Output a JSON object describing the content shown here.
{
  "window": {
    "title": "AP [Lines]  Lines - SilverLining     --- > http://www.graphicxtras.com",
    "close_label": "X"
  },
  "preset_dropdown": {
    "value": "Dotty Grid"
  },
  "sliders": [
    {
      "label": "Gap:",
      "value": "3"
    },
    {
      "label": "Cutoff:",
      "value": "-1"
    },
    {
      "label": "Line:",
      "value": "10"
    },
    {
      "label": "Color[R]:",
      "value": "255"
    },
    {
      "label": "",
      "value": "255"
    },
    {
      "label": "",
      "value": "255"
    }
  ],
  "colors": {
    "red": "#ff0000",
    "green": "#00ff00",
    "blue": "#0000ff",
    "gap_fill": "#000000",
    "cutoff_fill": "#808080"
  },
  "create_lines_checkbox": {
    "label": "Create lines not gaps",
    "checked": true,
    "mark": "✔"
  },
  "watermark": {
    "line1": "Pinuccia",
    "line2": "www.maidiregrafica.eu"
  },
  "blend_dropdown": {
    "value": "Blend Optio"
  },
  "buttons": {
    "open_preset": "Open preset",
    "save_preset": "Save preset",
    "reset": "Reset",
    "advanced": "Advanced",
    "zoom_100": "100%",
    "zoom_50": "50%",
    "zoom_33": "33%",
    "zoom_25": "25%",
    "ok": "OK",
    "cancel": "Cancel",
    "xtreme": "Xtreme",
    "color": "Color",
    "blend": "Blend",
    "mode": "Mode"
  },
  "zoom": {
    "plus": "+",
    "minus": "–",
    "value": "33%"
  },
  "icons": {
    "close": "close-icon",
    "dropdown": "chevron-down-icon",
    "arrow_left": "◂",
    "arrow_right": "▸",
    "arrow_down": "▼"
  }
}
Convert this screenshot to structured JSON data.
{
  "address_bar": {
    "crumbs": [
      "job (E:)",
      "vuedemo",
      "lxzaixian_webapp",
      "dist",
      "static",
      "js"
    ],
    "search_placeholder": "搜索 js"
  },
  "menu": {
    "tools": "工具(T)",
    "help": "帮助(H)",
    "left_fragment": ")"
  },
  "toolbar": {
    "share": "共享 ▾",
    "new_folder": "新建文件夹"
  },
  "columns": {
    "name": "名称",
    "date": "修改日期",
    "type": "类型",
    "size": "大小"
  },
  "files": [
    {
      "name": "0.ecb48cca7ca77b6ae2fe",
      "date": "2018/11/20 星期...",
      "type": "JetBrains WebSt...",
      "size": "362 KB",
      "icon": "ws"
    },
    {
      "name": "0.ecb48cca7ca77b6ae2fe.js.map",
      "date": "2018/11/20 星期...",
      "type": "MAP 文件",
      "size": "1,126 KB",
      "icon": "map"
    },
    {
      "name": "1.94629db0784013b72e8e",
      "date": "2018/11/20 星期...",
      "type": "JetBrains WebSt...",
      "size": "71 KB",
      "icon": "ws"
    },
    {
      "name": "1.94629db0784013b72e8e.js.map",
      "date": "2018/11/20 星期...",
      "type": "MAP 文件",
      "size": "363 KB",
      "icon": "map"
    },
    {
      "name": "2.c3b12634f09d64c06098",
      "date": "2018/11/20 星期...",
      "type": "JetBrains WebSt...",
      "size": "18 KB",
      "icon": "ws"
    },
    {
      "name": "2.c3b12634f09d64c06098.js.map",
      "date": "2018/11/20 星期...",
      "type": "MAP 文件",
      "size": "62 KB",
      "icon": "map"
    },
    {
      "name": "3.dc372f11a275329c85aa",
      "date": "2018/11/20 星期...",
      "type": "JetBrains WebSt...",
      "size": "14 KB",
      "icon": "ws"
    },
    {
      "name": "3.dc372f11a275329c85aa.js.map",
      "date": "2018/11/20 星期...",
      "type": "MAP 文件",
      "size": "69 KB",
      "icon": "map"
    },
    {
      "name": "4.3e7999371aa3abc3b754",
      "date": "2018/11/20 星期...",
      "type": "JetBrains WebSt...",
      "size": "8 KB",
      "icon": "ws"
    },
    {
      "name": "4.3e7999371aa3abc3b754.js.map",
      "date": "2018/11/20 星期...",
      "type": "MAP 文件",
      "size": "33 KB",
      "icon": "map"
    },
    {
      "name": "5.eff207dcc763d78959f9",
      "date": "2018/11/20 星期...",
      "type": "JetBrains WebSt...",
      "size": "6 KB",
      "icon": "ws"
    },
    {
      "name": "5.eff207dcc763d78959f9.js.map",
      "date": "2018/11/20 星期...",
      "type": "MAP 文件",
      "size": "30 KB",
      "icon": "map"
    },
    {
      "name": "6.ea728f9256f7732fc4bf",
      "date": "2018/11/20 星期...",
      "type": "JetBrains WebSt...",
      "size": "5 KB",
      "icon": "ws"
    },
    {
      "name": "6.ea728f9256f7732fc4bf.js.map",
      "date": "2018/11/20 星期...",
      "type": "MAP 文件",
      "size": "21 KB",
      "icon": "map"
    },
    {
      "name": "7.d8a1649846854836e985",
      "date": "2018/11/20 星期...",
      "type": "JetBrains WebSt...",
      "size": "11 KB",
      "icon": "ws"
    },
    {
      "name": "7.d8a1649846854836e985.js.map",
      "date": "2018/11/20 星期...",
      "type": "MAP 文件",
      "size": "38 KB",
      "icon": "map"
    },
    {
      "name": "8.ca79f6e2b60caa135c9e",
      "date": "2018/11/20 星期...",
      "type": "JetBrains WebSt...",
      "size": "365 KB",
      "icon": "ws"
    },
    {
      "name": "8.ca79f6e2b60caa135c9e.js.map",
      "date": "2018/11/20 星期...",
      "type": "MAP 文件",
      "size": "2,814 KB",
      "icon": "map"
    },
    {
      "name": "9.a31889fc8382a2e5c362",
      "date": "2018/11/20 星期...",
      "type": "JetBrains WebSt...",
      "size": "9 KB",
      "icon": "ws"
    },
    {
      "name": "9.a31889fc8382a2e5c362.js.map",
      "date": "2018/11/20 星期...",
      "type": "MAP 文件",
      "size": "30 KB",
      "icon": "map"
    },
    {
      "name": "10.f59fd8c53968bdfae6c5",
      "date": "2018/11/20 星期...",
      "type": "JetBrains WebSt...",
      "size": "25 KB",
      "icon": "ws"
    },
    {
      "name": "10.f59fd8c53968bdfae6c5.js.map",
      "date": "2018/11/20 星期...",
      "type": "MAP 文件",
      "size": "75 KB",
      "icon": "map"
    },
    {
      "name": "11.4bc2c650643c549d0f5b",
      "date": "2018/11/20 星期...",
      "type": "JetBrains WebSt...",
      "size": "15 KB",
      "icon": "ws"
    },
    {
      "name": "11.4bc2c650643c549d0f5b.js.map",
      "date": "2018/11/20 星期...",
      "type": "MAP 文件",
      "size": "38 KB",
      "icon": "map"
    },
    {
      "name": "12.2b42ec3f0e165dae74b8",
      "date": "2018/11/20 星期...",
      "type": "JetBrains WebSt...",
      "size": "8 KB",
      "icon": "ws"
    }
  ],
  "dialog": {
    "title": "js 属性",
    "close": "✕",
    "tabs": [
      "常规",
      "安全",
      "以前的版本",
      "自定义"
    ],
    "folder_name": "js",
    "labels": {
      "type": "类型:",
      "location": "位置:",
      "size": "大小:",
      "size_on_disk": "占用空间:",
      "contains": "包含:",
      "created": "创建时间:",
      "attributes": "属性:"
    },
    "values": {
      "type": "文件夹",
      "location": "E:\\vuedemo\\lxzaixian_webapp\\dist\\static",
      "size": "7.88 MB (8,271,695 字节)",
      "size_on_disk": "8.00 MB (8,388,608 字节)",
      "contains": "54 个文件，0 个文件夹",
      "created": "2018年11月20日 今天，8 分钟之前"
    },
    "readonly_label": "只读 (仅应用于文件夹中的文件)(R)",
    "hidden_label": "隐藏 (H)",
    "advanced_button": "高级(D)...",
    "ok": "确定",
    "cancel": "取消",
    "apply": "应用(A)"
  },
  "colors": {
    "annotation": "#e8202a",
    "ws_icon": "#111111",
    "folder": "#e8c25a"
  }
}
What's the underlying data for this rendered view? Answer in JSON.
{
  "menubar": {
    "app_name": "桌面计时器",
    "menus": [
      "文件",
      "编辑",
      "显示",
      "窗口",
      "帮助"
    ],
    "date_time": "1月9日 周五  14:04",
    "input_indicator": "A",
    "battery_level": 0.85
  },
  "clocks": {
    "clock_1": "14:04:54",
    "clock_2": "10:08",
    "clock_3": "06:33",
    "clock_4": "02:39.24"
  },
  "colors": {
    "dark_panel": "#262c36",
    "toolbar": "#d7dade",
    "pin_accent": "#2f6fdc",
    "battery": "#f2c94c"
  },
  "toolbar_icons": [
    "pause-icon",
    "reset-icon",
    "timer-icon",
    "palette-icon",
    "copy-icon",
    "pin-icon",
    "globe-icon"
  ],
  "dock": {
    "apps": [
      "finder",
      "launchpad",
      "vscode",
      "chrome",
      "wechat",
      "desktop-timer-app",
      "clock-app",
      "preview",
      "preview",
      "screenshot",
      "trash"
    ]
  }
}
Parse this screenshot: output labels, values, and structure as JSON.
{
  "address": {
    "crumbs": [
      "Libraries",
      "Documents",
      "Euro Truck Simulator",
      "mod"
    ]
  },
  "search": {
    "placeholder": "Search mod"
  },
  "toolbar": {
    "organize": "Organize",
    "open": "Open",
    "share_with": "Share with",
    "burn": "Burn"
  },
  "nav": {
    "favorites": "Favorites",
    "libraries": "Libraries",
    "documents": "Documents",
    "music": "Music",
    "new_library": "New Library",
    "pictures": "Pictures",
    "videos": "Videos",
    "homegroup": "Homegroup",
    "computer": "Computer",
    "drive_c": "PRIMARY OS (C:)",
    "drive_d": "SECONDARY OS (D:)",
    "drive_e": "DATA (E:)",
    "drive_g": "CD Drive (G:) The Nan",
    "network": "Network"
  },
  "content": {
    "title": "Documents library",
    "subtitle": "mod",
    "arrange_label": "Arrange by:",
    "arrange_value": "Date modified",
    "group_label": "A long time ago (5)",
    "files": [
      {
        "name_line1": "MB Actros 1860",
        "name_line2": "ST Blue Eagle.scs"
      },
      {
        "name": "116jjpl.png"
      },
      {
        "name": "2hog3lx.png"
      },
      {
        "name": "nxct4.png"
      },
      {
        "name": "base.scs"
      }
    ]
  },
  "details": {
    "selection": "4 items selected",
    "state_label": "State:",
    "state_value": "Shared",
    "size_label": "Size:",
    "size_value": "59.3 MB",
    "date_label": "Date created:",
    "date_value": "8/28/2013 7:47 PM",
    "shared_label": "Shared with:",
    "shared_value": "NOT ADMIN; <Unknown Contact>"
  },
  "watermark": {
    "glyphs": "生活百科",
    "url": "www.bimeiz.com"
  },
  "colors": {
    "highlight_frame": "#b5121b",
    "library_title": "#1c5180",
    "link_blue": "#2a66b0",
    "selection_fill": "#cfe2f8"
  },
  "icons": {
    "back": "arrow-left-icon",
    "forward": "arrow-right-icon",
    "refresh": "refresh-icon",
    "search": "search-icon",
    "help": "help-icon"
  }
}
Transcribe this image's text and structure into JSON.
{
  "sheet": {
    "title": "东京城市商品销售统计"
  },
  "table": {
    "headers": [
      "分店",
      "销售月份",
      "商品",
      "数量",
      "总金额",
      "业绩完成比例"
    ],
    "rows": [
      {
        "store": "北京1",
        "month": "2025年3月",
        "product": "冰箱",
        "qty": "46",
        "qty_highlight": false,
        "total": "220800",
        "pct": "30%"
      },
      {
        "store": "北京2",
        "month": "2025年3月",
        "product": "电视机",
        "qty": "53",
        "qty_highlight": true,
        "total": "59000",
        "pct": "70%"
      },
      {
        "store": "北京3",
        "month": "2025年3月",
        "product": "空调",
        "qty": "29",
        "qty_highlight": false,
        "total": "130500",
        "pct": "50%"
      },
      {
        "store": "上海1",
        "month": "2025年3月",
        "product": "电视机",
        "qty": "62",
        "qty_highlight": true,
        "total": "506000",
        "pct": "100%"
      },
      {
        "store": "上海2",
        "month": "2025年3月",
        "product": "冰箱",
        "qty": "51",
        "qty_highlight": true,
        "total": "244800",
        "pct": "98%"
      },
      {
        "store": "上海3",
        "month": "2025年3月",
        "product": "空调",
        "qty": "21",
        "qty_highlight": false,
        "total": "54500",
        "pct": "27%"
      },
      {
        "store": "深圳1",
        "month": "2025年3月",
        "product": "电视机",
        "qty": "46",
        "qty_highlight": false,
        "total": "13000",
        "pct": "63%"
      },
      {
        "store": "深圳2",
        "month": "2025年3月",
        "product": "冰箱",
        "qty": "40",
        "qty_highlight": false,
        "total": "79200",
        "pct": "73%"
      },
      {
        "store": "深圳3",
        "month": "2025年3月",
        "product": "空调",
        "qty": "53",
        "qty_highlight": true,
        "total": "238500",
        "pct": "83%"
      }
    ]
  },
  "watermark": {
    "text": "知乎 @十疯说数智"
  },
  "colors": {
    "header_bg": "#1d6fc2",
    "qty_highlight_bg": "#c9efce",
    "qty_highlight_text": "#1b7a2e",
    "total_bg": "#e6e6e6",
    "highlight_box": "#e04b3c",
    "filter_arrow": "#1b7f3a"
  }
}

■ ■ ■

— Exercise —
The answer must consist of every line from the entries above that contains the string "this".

— Output —
Convert this screenshot to structured JSON data.
What's the underlying data for this rendered view? Answer in JSON.
Parse this screenshot: output labels, values, and structure as JSON.
Transcribe this image's text and structure into JSON.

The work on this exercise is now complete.